→ THE TASK
Every line in the material below that includes "content" should be copied.

(RECORDS PROVIDED)

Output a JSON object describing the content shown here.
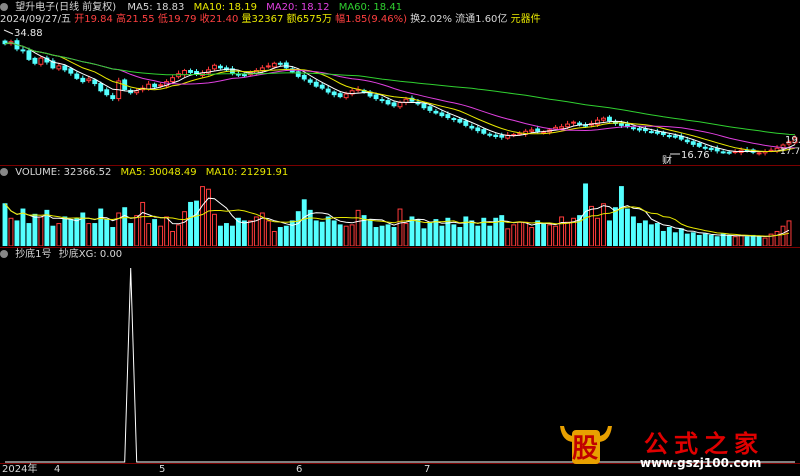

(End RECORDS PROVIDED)
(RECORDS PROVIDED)

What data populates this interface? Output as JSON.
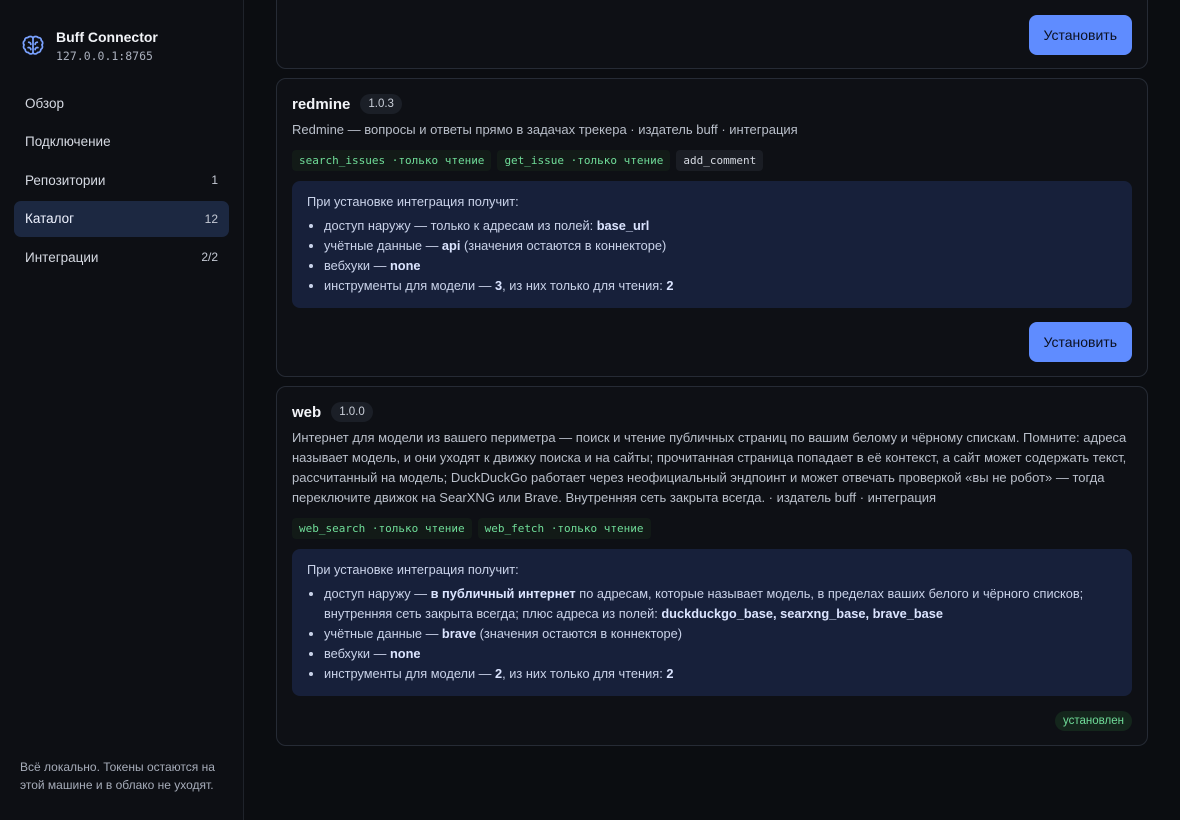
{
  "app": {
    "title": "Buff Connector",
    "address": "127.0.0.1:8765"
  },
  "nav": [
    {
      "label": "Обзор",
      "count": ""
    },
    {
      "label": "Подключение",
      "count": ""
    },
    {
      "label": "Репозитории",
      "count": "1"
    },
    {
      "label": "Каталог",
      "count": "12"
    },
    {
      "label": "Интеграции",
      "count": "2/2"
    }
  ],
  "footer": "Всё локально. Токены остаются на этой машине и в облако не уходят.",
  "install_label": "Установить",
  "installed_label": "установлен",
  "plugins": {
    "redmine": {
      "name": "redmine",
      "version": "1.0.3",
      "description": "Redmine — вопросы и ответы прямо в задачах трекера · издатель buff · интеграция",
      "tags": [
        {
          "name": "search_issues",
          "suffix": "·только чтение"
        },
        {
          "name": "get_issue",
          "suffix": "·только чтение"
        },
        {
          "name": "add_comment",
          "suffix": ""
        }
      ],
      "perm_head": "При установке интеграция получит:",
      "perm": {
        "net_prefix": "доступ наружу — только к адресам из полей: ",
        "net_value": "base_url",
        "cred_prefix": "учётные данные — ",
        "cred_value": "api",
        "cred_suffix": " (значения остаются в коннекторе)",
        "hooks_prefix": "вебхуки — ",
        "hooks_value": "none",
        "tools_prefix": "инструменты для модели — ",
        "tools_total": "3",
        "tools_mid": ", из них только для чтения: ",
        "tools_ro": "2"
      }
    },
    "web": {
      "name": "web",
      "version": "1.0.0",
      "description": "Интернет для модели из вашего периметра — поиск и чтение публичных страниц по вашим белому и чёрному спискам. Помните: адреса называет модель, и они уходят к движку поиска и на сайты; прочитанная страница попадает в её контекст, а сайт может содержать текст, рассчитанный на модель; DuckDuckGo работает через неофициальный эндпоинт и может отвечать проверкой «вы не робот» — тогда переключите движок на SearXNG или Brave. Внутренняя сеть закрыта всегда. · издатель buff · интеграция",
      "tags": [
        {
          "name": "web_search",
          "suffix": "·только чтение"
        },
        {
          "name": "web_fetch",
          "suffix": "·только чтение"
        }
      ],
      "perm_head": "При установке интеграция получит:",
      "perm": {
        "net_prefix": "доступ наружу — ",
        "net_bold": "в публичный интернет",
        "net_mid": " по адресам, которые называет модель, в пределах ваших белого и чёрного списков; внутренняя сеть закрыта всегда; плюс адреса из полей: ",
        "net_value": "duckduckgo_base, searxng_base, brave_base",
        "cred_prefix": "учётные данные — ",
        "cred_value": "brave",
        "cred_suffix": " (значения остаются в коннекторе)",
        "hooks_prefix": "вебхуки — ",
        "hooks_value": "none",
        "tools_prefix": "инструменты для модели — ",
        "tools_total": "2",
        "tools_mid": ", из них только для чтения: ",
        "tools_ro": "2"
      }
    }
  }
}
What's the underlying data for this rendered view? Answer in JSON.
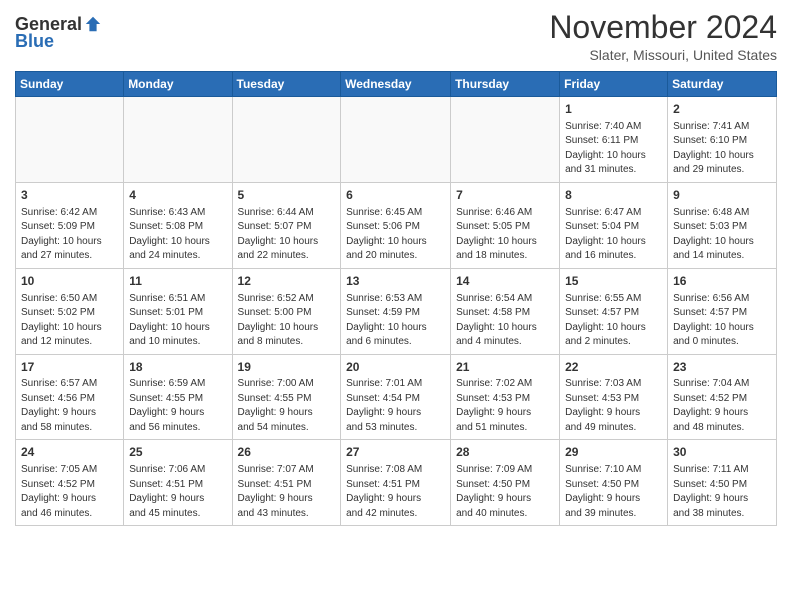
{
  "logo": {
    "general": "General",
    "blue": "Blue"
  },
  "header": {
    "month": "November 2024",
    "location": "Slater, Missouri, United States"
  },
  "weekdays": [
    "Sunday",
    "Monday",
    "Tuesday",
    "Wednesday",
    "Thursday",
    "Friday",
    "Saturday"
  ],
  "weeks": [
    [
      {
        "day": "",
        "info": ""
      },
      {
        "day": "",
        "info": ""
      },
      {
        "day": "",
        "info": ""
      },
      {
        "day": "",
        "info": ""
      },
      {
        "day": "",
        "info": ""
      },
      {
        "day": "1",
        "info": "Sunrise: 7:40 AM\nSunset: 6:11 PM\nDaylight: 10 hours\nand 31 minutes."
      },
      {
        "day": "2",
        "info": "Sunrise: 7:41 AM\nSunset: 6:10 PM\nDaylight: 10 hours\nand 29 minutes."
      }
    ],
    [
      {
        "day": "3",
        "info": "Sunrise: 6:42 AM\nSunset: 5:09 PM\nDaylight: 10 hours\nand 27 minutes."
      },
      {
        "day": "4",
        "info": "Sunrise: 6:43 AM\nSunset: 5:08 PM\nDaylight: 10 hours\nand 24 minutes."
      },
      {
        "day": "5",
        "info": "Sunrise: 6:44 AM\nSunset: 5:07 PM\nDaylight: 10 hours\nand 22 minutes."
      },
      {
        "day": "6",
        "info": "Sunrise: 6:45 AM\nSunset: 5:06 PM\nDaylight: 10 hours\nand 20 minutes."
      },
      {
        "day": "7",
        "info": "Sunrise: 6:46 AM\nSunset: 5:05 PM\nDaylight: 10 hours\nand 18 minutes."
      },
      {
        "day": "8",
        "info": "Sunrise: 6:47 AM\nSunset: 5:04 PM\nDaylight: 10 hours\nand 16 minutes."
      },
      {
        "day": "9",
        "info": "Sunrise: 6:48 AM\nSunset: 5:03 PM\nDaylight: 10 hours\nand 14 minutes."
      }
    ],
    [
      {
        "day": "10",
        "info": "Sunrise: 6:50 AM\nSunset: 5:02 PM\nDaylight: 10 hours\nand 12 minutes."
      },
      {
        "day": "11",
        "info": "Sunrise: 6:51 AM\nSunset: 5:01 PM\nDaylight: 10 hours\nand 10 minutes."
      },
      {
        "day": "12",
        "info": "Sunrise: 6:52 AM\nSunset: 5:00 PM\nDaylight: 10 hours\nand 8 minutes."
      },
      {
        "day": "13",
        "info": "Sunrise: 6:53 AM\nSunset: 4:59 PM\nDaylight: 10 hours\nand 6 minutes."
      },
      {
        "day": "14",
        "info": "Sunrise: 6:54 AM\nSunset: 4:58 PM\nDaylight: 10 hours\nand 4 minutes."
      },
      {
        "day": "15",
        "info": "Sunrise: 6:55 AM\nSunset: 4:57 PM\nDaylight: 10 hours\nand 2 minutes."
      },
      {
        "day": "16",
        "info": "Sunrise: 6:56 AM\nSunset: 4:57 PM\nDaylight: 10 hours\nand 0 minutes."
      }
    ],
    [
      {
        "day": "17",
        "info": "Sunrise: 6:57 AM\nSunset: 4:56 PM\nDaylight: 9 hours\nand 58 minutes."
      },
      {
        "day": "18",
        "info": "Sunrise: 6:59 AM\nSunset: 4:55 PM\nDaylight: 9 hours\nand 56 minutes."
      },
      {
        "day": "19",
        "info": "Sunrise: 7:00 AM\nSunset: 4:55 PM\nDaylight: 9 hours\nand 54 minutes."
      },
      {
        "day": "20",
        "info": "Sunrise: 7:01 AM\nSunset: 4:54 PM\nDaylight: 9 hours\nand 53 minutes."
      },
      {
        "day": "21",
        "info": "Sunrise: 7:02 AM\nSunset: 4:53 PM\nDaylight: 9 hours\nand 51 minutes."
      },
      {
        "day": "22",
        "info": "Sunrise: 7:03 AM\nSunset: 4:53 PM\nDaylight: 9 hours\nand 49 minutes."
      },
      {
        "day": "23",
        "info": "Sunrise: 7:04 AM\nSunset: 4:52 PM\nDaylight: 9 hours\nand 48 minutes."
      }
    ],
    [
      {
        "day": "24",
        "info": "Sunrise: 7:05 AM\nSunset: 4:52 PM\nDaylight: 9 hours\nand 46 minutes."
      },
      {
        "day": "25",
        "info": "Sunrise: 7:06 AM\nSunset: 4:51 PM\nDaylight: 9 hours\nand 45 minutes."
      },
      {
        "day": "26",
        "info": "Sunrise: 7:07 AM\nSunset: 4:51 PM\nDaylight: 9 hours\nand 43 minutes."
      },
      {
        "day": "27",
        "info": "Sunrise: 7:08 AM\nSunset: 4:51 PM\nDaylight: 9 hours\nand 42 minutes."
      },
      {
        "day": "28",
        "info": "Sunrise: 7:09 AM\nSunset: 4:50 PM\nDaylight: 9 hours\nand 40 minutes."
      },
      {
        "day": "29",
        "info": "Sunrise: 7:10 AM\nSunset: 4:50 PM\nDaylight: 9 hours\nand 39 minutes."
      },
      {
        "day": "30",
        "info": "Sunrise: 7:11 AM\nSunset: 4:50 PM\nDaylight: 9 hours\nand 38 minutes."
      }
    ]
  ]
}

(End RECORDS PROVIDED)
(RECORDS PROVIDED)

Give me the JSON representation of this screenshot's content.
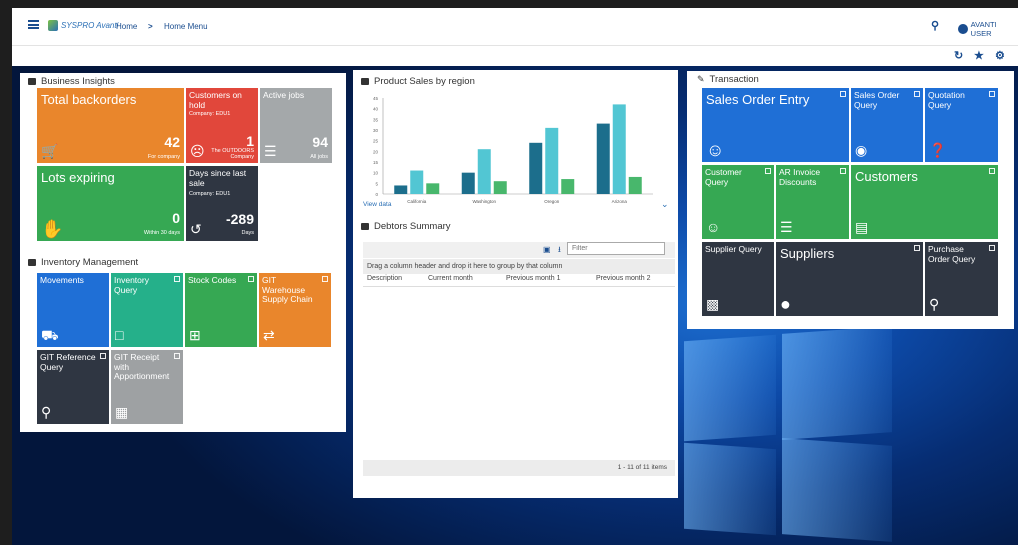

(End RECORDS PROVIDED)

→ EXERCISE SOLUTION
Output a JSON object describing the content shown here.
Give me the JSON representation of this screenshot's content.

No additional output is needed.